A second problem is that the patches formed in the Potts model can be of any size and shape, unlike cells. Graner and Glazier therefore extended the energy equations so that "cells" would roughly keep the same size (number of grid points), by assigning energetic penalties for any deviations from this "target volume" (see this tutorial for details; Graner and Glazier, 1992, Glazier et al, 2007).

They then used this to model their differential adhesion hypothesis. They did this in a similar way as the original Potts model described earlier, but now:

The result was pretty magical:

Here, the black and gray cells start out randomly mixed, but automatically sort themselves into large, same-cell patches. This simulation supported the differential adhesion hypothesis: apparently, cells could find each other based on adhesion alone, because this model contained no other mechanism for cells to find each other.

Let's now explore the cell sorting behaviour in more detail, using an interactive model.

Try It Yourself

Below, you'll find Graner and Glaziers model of cells sorting through differential adhesion. You can adjust the different adhesion parameters using the sliders below.


  1. Click play (►) and let the simulation run for a while. You should see that most of the cells on the outside of the "blob" are red; this is because the gray cells have a higher contact penalty with the background than the red cells do, so the gray cells prefer to "hide" behind the red ones.
  2. Set Jbg,gray to 6 and Jbg,red to 12. What happens and why?
  3. Now increase Jbg,red further, to 30. You'll see that the gray cells on the outside stretch out; preventing the red cells from contacting the background becomes more important than preventing the gray cells from falling apart.
  4. Set both Jbg,red and Jbg,gray to 8, and increase Jgray,red to 12. You should see that cells start sorting. Once they have, you can click on "blender" to see them do it again (just to make sure it wasn't a fluke...)
  5. What happens when you set Jgray,red to its maximum value?
  6. Now set both Jbg,red and Jbg,gray to 8, Jred,red and Jgray,gray to 14, and Jred,gray to 6. What do you see?
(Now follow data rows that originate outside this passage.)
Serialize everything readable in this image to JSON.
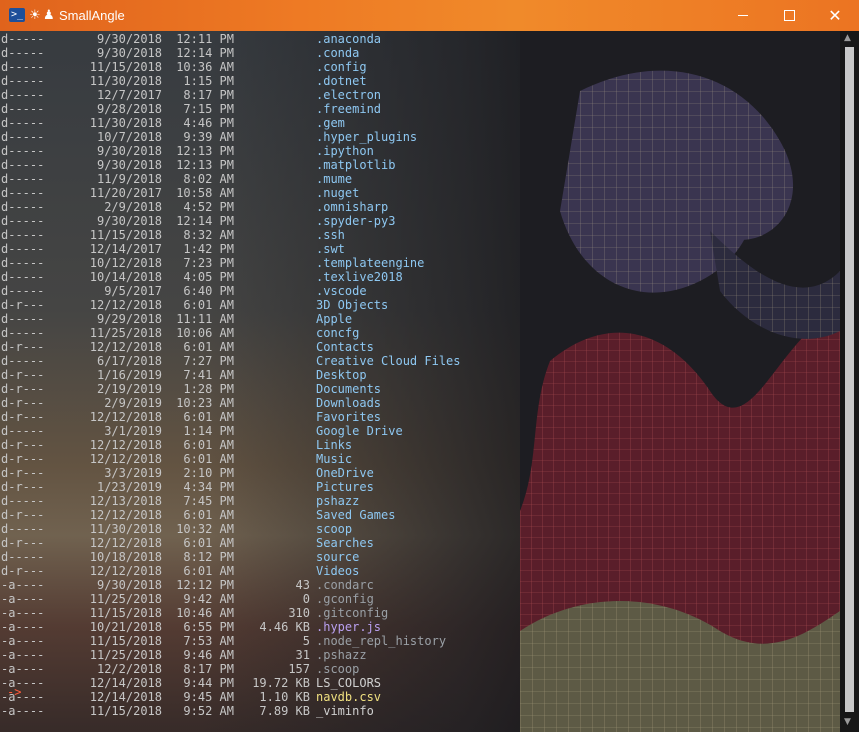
{
  "window": {
    "title": "SmallAngle",
    "ps_glyph": ">_",
    "glyph1": "☀",
    "glyph2": "♟",
    "close_glyph": "✕"
  },
  "scrollbar": {
    "up": "▲",
    "down": "▼"
  },
  "prompt": "->",
  "colors": {
    "accent_orange": "#ee7a24",
    "prompt": "#ff5a3a",
    "dir": "#8ec8f2",
    "hidden_file": "#9aa0a6"
  },
  "entries": [
    {
      "mode": "d-----",
      "date": "9/30/2018",
      "time": "12:11 PM",
      "len": "",
      "name": ".anaconda",
      "kind": "dir"
    },
    {
      "mode": "d-----",
      "date": "9/30/2018",
      "time": "12:14 PM",
      "len": "",
      "name": ".conda",
      "kind": "dir"
    },
    {
      "mode": "d-----",
      "date": "11/15/2018",
      "time": "10:36 AM",
      "len": "",
      "name": ".config",
      "kind": "dir"
    },
    {
      "mode": "d-----",
      "date": "11/30/2018",
      "time": "1:15 PM",
      "len": "",
      "name": ".dotnet",
      "kind": "dir"
    },
    {
      "mode": "d-----",
      "date": "12/7/2017",
      "time": "8:17 PM",
      "len": "",
      "name": ".electron",
      "kind": "dir"
    },
    {
      "mode": "d-----",
      "date": "9/28/2018",
      "time": "7:15 PM",
      "len": "",
      "name": ".freemind",
      "kind": "dir"
    },
    {
      "mode": "d-----",
      "date": "11/30/2018",
      "time": "4:46 PM",
      "len": "",
      "name": ".gem",
      "kind": "dir"
    },
    {
      "mode": "d-----",
      "date": "10/7/2018",
      "time": "9:39 AM",
      "len": "",
      "name": ".hyper_plugins",
      "kind": "dir"
    },
    {
      "mode": "d-----",
      "date": "9/30/2018",
      "time": "12:13 PM",
      "len": "",
      "name": ".ipython",
      "kind": "dir"
    },
    {
      "mode": "d-----",
      "date": "9/30/2018",
      "time": "12:13 PM",
      "len": "",
      "name": ".matplotlib",
      "kind": "dir"
    },
    {
      "mode": "d-----",
      "date": "11/9/2018",
      "time": "8:02 AM",
      "len": "",
      "name": ".mume",
      "kind": "dir"
    },
    {
      "mode": "d-----",
      "date": "11/20/2017",
      "time": "10:58 AM",
      "len": "",
      "name": ".nuget",
      "kind": "dir"
    },
    {
      "mode": "d-----",
      "date": "2/9/2018",
      "time": "4:52 PM",
      "len": "",
      "name": ".omnisharp",
      "kind": "dir"
    },
    {
      "mode": "d-----",
      "date": "9/30/2018",
      "time": "12:14 PM",
      "len": "",
      "name": ".spyder-py3",
      "kind": "dir"
    },
    {
      "mode": "d-----",
      "date": "11/15/2018",
      "time": "8:32 AM",
      "len": "",
      "name": ".ssh",
      "kind": "dir"
    },
    {
      "mode": "d-----",
      "date": "12/14/2017",
      "time": "1:42 PM",
      "len": "",
      "name": ".swt",
      "kind": "dir"
    },
    {
      "mode": "d-----",
      "date": "10/12/2018",
      "time": "7:23 PM",
      "len": "",
      "name": ".templateengine",
      "kind": "dir"
    },
    {
      "mode": "d-----",
      "date": "10/14/2018",
      "time": "4:05 PM",
      "len": "",
      "name": ".texlive2018",
      "kind": "dir"
    },
    {
      "mode": "d-----",
      "date": "9/5/2017",
      "time": "6:40 PM",
      "len": "",
      "name": ".vscode",
      "kind": "dir"
    },
    {
      "mode": "d-r---",
      "date": "12/12/2018",
      "time": "6:01 AM",
      "len": "",
      "name": "3D Objects",
      "kind": "dir"
    },
    {
      "mode": "d-----",
      "date": "9/29/2018",
      "time": "11:11 AM",
      "len": "",
      "name": "Apple",
      "kind": "dir"
    },
    {
      "mode": "d-----",
      "date": "11/25/2018",
      "time": "10:06 AM",
      "len": "",
      "name": "concfg",
      "kind": "dir"
    },
    {
      "mode": "d-r---",
      "date": "12/12/2018",
      "time": "6:01 AM",
      "len": "",
      "name": "Contacts",
      "kind": "dir"
    },
    {
      "mode": "d-----",
      "date": "6/17/2018",
      "time": "7:27 PM",
      "len": "",
      "name": "Creative Cloud Files",
      "kind": "dir"
    },
    {
      "mode": "d-r---",
      "date": "1/16/2019",
      "time": "7:41 AM",
      "len": "",
      "name": "Desktop",
      "kind": "dir"
    },
    {
      "mode": "d-r---",
      "date": "2/19/2019",
      "time": "1:28 PM",
      "len": "",
      "name": "Documents",
      "kind": "dir"
    },
    {
      "mode": "d-r---",
      "date": "2/9/2019",
      "time": "10:23 AM",
      "len": "",
      "name": "Downloads",
      "kind": "dir"
    },
    {
      "mode": "d-r---",
      "date": "12/12/2018",
      "time": "6:01 AM",
      "len": "",
      "name": "Favorites",
      "kind": "dir"
    },
    {
      "mode": "d-----",
      "date": "3/1/2019",
      "time": "1:14 PM",
      "len": "",
      "name": "Google Drive",
      "kind": "dir"
    },
    {
      "mode": "d-r---",
      "date": "12/12/2018",
      "time": "6:01 AM",
      "len": "",
      "name": "Links",
      "kind": "dir"
    },
    {
      "mode": "d-r---",
      "date": "12/12/2018",
      "time": "6:01 AM",
      "len": "",
      "name": "Music",
      "kind": "dir"
    },
    {
      "mode": "d-r---",
      "date": "3/3/2019",
      "time": "2:10 PM",
      "len": "",
      "name": "OneDrive",
      "kind": "dir"
    },
    {
      "mode": "d-r---",
      "date": "1/23/2019",
      "time": "4:34 PM",
      "len": "",
      "name": "Pictures",
      "kind": "dir"
    },
    {
      "mode": "d-----",
      "date": "12/13/2018",
      "time": "7:45 PM",
      "len": "",
      "name": "pshazz",
      "kind": "dir"
    },
    {
      "mode": "d-r---",
      "date": "12/12/2018",
      "time": "6:01 AM",
      "len": "",
      "name": "Saved Games",
      "kind": "dir"
    },
    {
      "mode": "d-----",
      "date": "11/30/2018",
      "time": "10:32 AM",
      "len": "",
      "name": "scoop",
      "kind": "dir"
    },
    {
      "mode": "d-r---",
      "date": "12/12/2018",
      "time": "6:01 AM",
      "len": "",
      "name": "Searches",
      "kind": "dir"
    },
    {
      "mode": "d-----",
      "date": "10/18/2018",
      "time": "8:12 PM",
      "len": "",
      "name": "source",
      "kind": "dir"
    },
    {
      "mode": "d-r---",
      "date": "12/12/2018",
      "time": "6:01 AM",
      "len": "",
      "name": "Videos",
      "kind": "dir"
    },
    {
      "mode": "-a----",
      "date": "9/30/2018",
      "time": "12:12 PM",
      "len": "43",
      "name": ".condarc",
      "kind": "hid"
    },
    {
      "mode": "-a----",
      "date": "11/25/2018",
      "time": "9:42 AM",
      "len": "0",
      "name": ".gconfig",
      "kind": "hid"
    },
    {
      "mode": "-a----",
      "date": "11/15/2018",
      "time": "10:46 AM",
      "len": "310",
      "name": ".gitconfig",
      "kind": "hid"
    },
    {
      "mode": "-a----",
      "date": "10/21/2018",
      "time": "6:55 PM",
      "len": "4.46 KB",
      "name": ".hyper.js",
      "kind": "hidjs"
    },
    {
      "mode": "-a----",
      "date": "11/15/2018",
      "time": "7:53 AM",
      "len": "5",
      "name": ".node_repl_history",
      "kind": "hid"
    },
    {
      "mode": "-a----",
      "date": "11/25/2018",
      "time": "9:46 AM",
      "len": "31",
      "name": ".pshazz",
      "kind": "hid"
    },
    {
      "mode": "-a----",
      "date": "12/2/2018",
      "time": "8:17 PM",
      "len": "157",
      "name": ".scoop",
      "kind": "hid"
    },
    {
      "mode": "-a----",
      "date": "12/14/2018",
      "time": "9:44 PM",
      "len": "19.72 KB",
      "name": "LS_COLORS",
      "kind": "plain"
    },
    {
      "mode": "-a----",
      "date": "12/14/2018",
      "time": "9:45 AM",
      "len": "1.10 KB",
      "name": "navdb.csv",
      "kind": "csv"
    },
    {
      "mode": "-a----",
      "date": "11/15/2018",
      "time": "9:52 AM",
      "len": "7.89 KB",
      "name": "_viminfo",
      "kind": "plain"
    }
  ]
}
The CPM was developed in the nineties as an extension of an existing model of magnetism, in which dynamics arise from an energetic optimization process. The model of Graner and Glazier considered only energies associated with cell-cell adhesion and with cell size, and was designed to answer a specific question: can cells of different types sort themselves in space based on "differential adhesion" alone? Indeed, spatial patterning arose spontaneously in the Graner-Glazier model, showing that differential adhesion was sufficient to explain the cell sorting process.

This was the first "cellular" Potts model, or CPM. After Graner and Glazier showed how the central energy equation of the original Potts model could be extended to incorporate processes relevant to cells, others quickly followed with their own variations to the cellular Potts model. In particular, Paulien Hogeweg developed important extensions to generalize the CPM—which is why it is also referred to as the Glazier-Graner-Hogeweg (GGH) model (Glazier et al, 2007).


Glazier, Balter, Poplawski. Magnetization to Morphogenesis: A Brief History of the Glazier-Graner-Hogeweg Model.. Single-Cell-Based Models in Biology and Medicine. Mathematics and Biosciences in Interaction, 2007.